Another big push in local and state governments has been for paid sick and family leave laws. Today, 45 states and localities have adopted paid sick leave laws, while five states have adopted paid family leave that extends beyond the purview of the federal Family and Medical Leave Act.

A major concern surrounding these laws is their patchwork nature from location to location, Trabold said. Some are just paid sick leave, some are paid family leave. This opens up questions of which employees are eligible, who does it apply to, differences around record keeping, etc., especially for employers with multiple locations.

"For example, in California there are closely situated cities that have these requirements," Trabold said. "So, if you run a pizza place that has a number of locations in these cities with somewhat different requirements, do you adopt the most generous, or just have each location abide by [the] particular requirement of [the] city you're located in?"

Some multilocation employers in localities with paid leave laws simply abide by the most stringent rule, regardless of which one applies where. Others alter operations from location to location based on standing regulations.

Health care reform is a topic long discussed on Capitol Hill, but Republican efforts to "repeal and replace" the Affordable Care Act (ACA) have thus far stalled. Whether spurred by the uncertainty of federal action or just the general complexity of health care policy, lower layers of government are often spearheading projects of their own.

"There's tremendous ambiguity [on health care policy] at federal level," Trabold said. "States in reaction and anticipation are going out and doing their own things that employers might have to react to or be aware of."

These laws and proposals include attempts to gain greater latitude when it comes to ACA mandates, such as in Massachusetts; proposals to shore up markets as in Minnesota and Alaska; or proposals for single-payer health care systems, oft touted by the progressive wing of the Democratic Party. Integral to these efforts is Section 1332 of the ACA, which allows states to apply for waivers from specific ACA requirements; waivers are intended to encourage experimentation and innovation on health care policy.

With the announcement that the Obama administration's myRA retirement saving initiative would be wound down by the Treasury Department, concerns around the dearth of Americans' retirement savings were renewed. State retirement plans are cropping up as an avenue to provide access to retirement savings accounts to employees that otherwise wouldn't have a 401(k) or the ability to open an IRA.
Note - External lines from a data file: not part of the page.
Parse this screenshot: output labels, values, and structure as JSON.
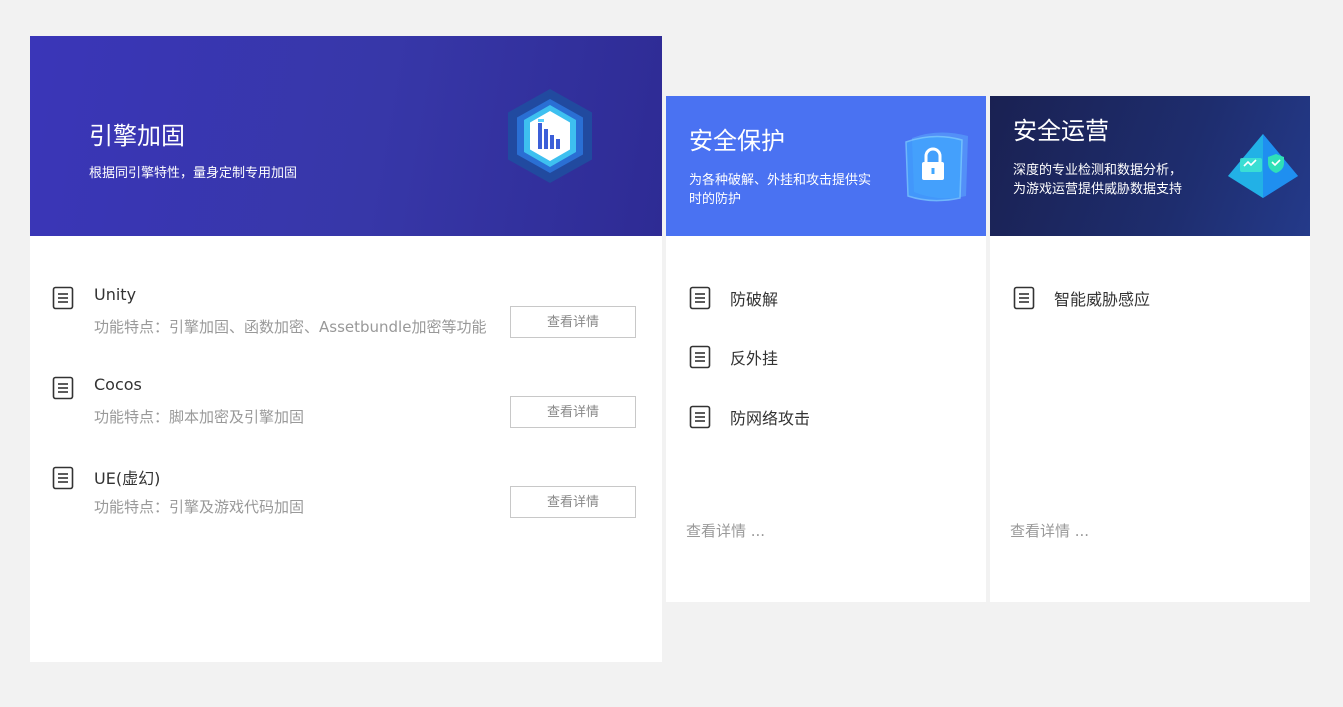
{
  "engine_card": {
    "title": "引擎加固",
    "description": "根据同引擎特性，量身定制专用加固",
    "items": [
      {
        "name": "Unity",
        "feature": "功能特点：引擎加固、函数加密、Assetbundle加密等功能",
        "button": "查看详情"
      },
      {
        "name": "Cocos",
        "feature": "功能特点：脚本加密及引擎加固",
        "button": "查看详情"
      },
      {
        "name": "UE(虚幻)",
        "feature": "功能特点：引擎及游戏代码加固",
        "button": "查看详情"
      }
    ],
    "icon": "hexagon-chart-icon"
  },
  "protect_card": {
    "title": "安全保护",
    "description": "为各种破解、外挂和攻击提供实时的防护",
    "items": [
      "防破解",
      "反外挂",
      "防网络攻击"
    ],
    "more": "查看详情 ...",
    "icon": "lock-icon"
  },
  "ops_card": {
    "title": "安全运营",
    "description": "深度的专业检测和数据分析，为游戏运营提供威胁数据支持",
    "items": [
      "智能威胁感应"
    ],
    "more": "查看详情 ...",
    "icon": "prism-shield-icon"
  },
  "colors": {
    "page_bg": "#f2f2f2",
    "engine_header": "#3a36b8",
    "protect_header": "#4a72f2",
    "ops_header": "#1e2d6e",
    "muted_text": "#999999"
  }
}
"There is no traction at [the] federal level around workplace savings programs, so a lot of states have their own plans," Trabold said.

So far, nine states have passed some kind of retirement savings legislation. Oregon, Illinois and California have passed Roth IRA programs. Vermont adopted a multiple employer plan called the Green Mountain Secure Retirement Plan, and Philadelphia and New York City are amid proposals for savings programs as well.

Finally, laws surrounding what are known as "payroll cards" – essentially a prepaid debit card that includes an employee's compensation – are appearing as a response to the new payment methods.

"Increasingly popular with employers, especially those without bank accounts, is having payroll debit cards that someone could use in lieu of direct deposit," Trabold said. "A lot of states are tightening up rules around that, and federal legislation is coming together by the Consumer Financial Protection Bureau (CFPB), but those are being challenged now, and it's a ways off."

Pending regulations surrounding payroll cards include who is and isn't eligible and disclosure about additional fees, or whether additional fees are legal. Currently, Pennsylvania and Kentucky have paycard laws on the books, and legislation is pending in Massachusetts, New Jersey, and New York.

Adam C. Uzialko

Adam received his Bachelor's degree in Political Science and Journalism & Media Studies at Rutgers University. He worked for a local newspaper and freelanced for several publications after graduating college. He can be reached by email, or follow him on Twitter.